**Task statement**
Apart from the images, every record below must be given again without alteration.

**Dataset rows describing interfaces**
[Start of Attachment]
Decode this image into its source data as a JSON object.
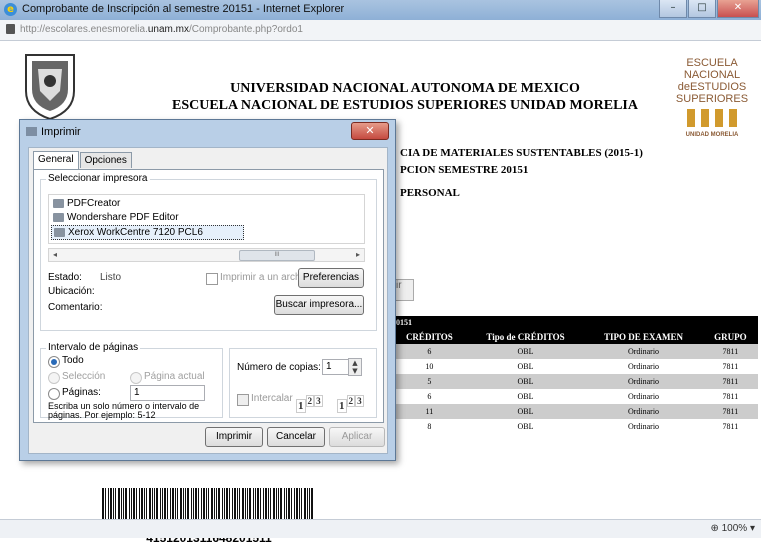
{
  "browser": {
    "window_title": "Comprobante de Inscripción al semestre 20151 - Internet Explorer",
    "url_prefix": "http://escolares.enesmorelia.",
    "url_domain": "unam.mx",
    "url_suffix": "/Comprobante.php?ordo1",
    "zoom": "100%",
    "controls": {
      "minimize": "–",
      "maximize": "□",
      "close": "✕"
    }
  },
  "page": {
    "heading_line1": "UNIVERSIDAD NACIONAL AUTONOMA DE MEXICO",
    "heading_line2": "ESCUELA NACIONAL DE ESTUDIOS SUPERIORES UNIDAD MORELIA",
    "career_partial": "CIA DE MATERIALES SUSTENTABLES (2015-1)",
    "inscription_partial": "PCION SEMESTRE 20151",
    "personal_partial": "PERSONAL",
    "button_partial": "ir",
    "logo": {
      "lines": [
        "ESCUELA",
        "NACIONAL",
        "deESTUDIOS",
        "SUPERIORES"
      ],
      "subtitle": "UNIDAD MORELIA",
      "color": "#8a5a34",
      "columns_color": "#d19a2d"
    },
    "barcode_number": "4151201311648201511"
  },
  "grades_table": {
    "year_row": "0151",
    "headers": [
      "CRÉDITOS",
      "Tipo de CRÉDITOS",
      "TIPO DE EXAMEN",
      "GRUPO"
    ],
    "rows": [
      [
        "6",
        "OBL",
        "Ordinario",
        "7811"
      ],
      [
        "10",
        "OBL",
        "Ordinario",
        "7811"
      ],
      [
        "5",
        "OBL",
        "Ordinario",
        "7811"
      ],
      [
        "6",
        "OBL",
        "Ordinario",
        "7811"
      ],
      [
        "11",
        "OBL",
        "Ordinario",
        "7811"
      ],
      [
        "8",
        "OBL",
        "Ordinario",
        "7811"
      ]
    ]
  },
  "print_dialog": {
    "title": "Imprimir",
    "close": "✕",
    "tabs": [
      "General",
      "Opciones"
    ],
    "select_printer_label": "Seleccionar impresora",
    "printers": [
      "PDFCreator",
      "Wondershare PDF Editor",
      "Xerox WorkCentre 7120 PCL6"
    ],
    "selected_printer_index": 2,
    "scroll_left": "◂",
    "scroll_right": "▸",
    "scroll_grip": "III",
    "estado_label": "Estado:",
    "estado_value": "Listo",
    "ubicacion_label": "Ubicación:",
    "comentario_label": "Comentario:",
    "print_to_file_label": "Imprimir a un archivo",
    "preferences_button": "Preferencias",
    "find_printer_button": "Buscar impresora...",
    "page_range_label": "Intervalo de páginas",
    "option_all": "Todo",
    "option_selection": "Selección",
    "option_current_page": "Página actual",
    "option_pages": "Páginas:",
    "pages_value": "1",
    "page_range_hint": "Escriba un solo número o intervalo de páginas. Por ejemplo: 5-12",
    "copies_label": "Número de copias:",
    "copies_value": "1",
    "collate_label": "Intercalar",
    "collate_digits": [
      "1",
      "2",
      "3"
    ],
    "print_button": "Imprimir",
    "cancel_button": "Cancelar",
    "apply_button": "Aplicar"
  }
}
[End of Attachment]
**Answer space**
Decode this image into its source data as a JSON object.
{
  "browser": {
    "window_title": "Comprobante de Inscripción al semestre 20151 - Internet Explorer",
    "url_prefix": "http://escolares.enesmorelia.",
    "url_domain": "unam.mx",
    "url_suffix": "/Comprobante.php?ordo1",
    "zoom": "100%",
    "controls": {
      "minimize": "–",
      "maximize": "□",
      "close": "✕"
    }
  },
  "page": {
    "heading_line1": "UNIVERSIDAD NACIONAL AUTONOMA DE MEXICO",
    "heading_line2": "ESCUELA NACIONAL DE ESTUDIOS SUPERIORES UNIDAD MORELIA",
    "career_partial": "CIA DE MATERIALES SUSTENTABLES (2015-1)",
    "inscription_partial": "PCION SEMESTRE 20151",
    "personal_partial": "PERSONAL",
    "button_partial": "ir",
    "logo": {
      "lines": [
        "ESCUELA",
        "NACIONAL",
        "deESTUDIOS",
        "SUPERIORES"
      ],
      "subtitle": "UNIDAD MORELIA",
      "color": "#8a5a34",
      "columns_color": "#d19a2d"
    },
    "barcode_number": "4151201311648201511"
  },
  "grades_table": {
    "year_row": "0151",
    "headers": [
      "CRÉDITOS",
      "Tipo de CRÉDITOS",
      "TIPO DE EXAMEN",
      "GRUPO"
    ],
    "rows": [
      [
        "6",
        "OBL",
        "Ordinario",
        "7811"
      ],
      [
        "10",
        "OBL",
        "Ordinario",
        "7811"
      ],
      [
        "5",
        "OBL",
        "Ordinario",
        "7811"
      ],
      [
        "6",
        "OBL",
        "Ordinario",
        "7811"
      ],
      [
        "11",
        "OBL",
        "Ordinario",
        "7811"
      ],
      [
        "8",
        "OBL",
        "Ordinario",
        "7811"
      ]
    ]
  },
  "print_dialog": {
    "title": "Imprimir",
    "close": "✕",
    "tabs": [
      "General",
      "Opciones"
    ],
    "select_printer_label": "Seleccionar impresora",
    "printers": [
      "PDFCreator",
      "Wondershare PDF Editor",
      "Xerox WorkCentre 7120 PCL6"
    ],
    "selected_printer_index": 2,
    "scroll_left": "◂",
    "scroll_right": "▸",
    "scroll_grip": "III",
    "estado_label": "Estado:",
    "estado_value": "Listo",
    "ubicacion_label": "Ubicación:",
    "comentario_label": "Comentario:",
    "print_to_file_label": "Imprimir a un archivo",
    "preferences_button": "Preferencias",
    "find_printer_button": "Buscar impresora...",
    "page_range_label": "Intervalo de páginas",
    "option_all": "Todo",
    "option_selection": "Selección",
    "option_current_page": "Página actual",
    "option_pages": "Páginas:",
    "pages_value": "1",
    "page_range_hint": "Escriba un solo número o intervalo de páginas. Por ejemplo: 5-12",
    "copies_label": "Número de copias:",
    "copies_value": "1",
    "collate_label": "Intercalar",
    "collate_digits": [
      "1",
      "2",
      "3"
    ],
    "print_button": "Imprimir",
    "cancel_button": "Cancelar",
    "apply_button": "Aplicar"
  }
}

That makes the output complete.